But my understanding of the Borel sets is that it is the smallest algebra containing all the open and closed sets. Hence A would be in the Borel set, hence A would be in M.

So I'm obviously missing something.

thanks

## Answers and Replies

matt grime
Science Advisor
Homework Helper
Why is A in the set? There is nothing in what you wrote that compels a subset of a set of measure 0 to be in the Borel sigma algebra. You say it is the *smallest* sigma algebra, but behave as if it is the *largest*. A would be in the set if it could be obtained from the open (or closed) sets by operations of intersection, union, and complement.

That makes sense. I guess I misinterpreted the definition.

"The collection B of Borel sets is the smallest sigma-algebra which contains all the open sets."

I read "contains" to mean: every open set A is an element of collection B.

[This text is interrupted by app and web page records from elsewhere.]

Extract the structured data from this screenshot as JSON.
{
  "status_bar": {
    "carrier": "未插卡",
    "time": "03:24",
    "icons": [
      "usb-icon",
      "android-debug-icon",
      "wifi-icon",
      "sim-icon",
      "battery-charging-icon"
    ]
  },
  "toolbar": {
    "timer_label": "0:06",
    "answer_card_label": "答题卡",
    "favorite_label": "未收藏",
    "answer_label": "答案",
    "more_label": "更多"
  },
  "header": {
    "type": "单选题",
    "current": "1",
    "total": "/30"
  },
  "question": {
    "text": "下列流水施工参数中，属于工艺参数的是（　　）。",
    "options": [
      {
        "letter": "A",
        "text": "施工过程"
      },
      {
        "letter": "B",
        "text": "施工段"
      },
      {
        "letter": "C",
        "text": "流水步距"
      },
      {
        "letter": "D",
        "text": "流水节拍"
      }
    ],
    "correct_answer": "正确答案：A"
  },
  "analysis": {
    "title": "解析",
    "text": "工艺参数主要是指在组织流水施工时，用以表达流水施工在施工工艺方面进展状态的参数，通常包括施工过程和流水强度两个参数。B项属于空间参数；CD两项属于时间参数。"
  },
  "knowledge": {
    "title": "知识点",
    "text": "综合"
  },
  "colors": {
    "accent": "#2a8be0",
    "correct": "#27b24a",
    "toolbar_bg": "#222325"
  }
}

But apparently, what "contains" means here is that every open set A is a subset of some element of B.

thanks for the help.

matt grime
Science Advisor
Homework Helper
A is *not* an open set. That's the point.

Thanks again.

I think I've got it now.

AKG
Science Advisor
Homework Helper
The collection B of Borel sets is the smallest sigma-algebra containing every open set. In particular, this means that if A is an open set, then A is an element of B. The Lebesgue measure m restricted to B is incomplete. This means that there is some A in B such that m(A) = 0 which has some set C as a subset of A such that C is not in B. The only open set with measure 0 is the empty set, and every subset of the empty set is contained in B. But there is some other element of B which isn't an open set, it has measure 0, and it also has a subset which isn't an element of B. This set A is probably some whacky set. A sigma-algebra which contains all the open sets doesn't only contain open sets, it also contains all countable intersections of open sets (which aren't necessarily open), and all countable unions of countable intersections of open sets, and all countable intersections of countable unions of countable intersections of open sets, etc.

matt grime
Science Advisor
Homework Helper
I seem to remember reading somewhere that to make such an A requires the axiom of choice, but I don't know the proof.